In China's far west, falcon masters have made an art of handling birds of prey. Photographer Zhang Tao chases the action in Xinjiang.
The traditional art of falconry is a prominent part of the culture in Xinjiang Uygur autonomous region. Members of the Uygur, Kazak and Kirgiz ethnic groups in Xinjiang have long been practicing falconry. Every year, falconers gather to compete, most notably in Akqi county of Kezilesu Kirgiz autonomous prefecture in Xinjiang. It's known as the "Village of the Falcon", and as a means to preserve the skill for future generations, the local government began issuing monthly salaries of 300 to 500 yuan ($45 to $80) to falcon masters to encourage them to pass down their skills. Since November 2010, falconry has been listed by UNESCO as an intangible cultural heritage of humanity.
Mounted hunters enter the hunting grounds in search of the prize. Once the prey is sighted by the hunter, the falcon will be released to pursue it.
A hunter releases his falcon - eager for the chase.
The relationship between the falcon and the falconer is one of mutual respect.

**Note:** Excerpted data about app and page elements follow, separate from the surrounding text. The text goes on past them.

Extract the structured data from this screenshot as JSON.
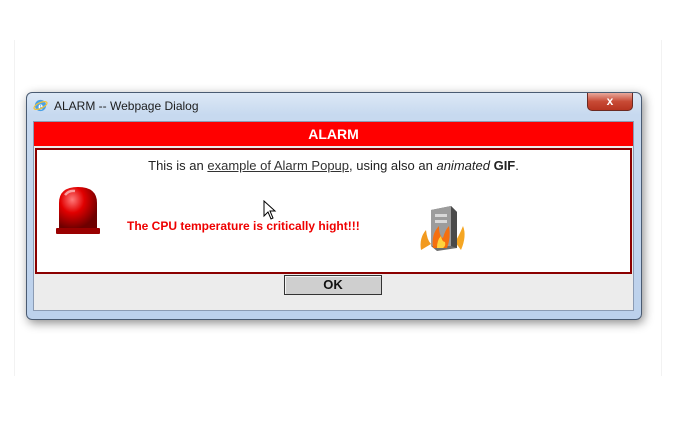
{
  "window": {
    "title": "ALARM -- Webpage Dialog",
    "close_label": "x"
  },
  "dialog": {
    "header": "ALARM",
    "intro": {
      "prefix": "This is an ",
      "link_text": "example of Alarm Popup",
      "middle": ", using also an ",
      "italic": "animated",
      "bold": "GIF",
      "suffix": "."
    },
    "warning": "The CPU temperature is critically hight!!!",
    "ok_label": "OK"
  },
  "icons": {
    "app": "internet-explorer-icon",
    "siren": "red-siren-icon",
    "computer": "burning-computer-icon",
    "pointer": "mouse-cursor-icon"
  },
  "colors": {
    "alarm_red": "#ff0000",
    "content_border": "#8b0000",
    "warning_text": "#ee0000"
  }
}
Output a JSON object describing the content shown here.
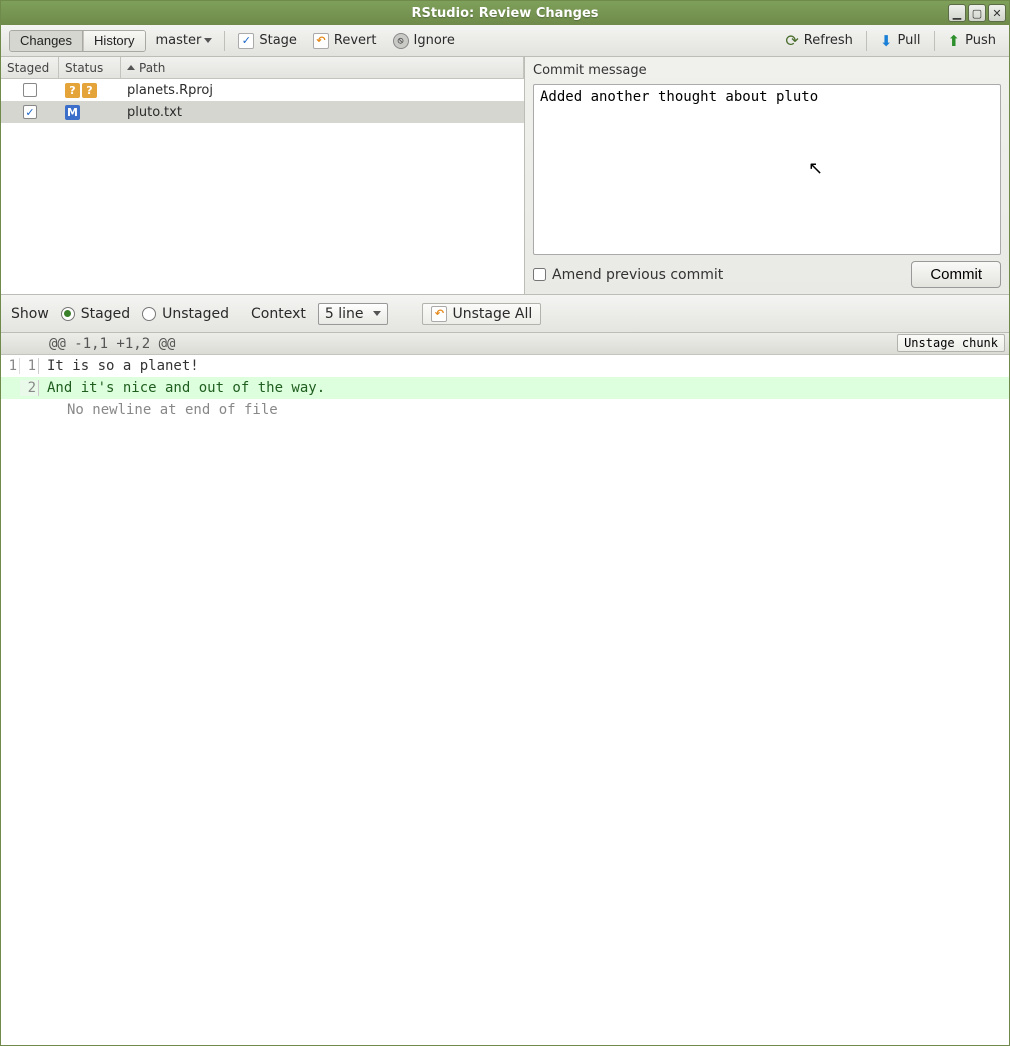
{
  "window": {
    "title": "RStudio: Review Changes"
  },
  "toolbar": {
    "tab_changes": "Changes",
    "tab_history": "History",
    "branch": "master",
    "stage": "Stage",
    "revert": "Revert",
    "ignore": "Ignore",
    "refresh": "Refresh",
    "pull": "Pull",
    "push": "Push"
  },
  "file_table": {
    "headers": {
      "staged": "Staged",
      "status": "Status",
      "path": "Path"
    },
    "rows": [
      {
        "staged": false,
        "status": "??",
        "status_color": "q",
        "path": "planets.Rproj",
        "selected": false
      },
      {
        "staged": true,
        "status": "M",
        "status_color": "m",
        "path": "pluto.txt",
        "selected": true
      }
    ]
  },
  "commit": {
    "label": "Commit message",
    "message": "Added another thought about pluto",
    "amend_label": "Amend previous commit",
    "amend_checked": false,
    "button": "Commit"
  },
  "diff_toolbar": {
    "show_label": "Show",
    "staged_label": "Staged",
    "unstaged_label": "Unstaged",
    "show_selected": "staged",
    "context_label": "Context",
    "context_value": "5 line",
    "unstage_all": "Unstage All"
  },
  "diff": {
    "hunk": "@@ -1,1 +1,2 @@",
    "unstage_chunk": "Unstage chunk",
    "lines": [
      {
        "old": "1",
        "new": "1",
        "type": "ctx",
        "text": "It is so a planet!"
      },
      {
        "old": "",
        "new": "2",
        "type": "add",
        "text": "And it's nice and out of the way."
      },
      {
        "old": "",
        "new": "",
        "type": "meta",
        "text": "No newline at end of file"
      }
    ]
  }
}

A senior hunter checks over his bird.
A falcon sits on the ground after an unsuccessful pursuit.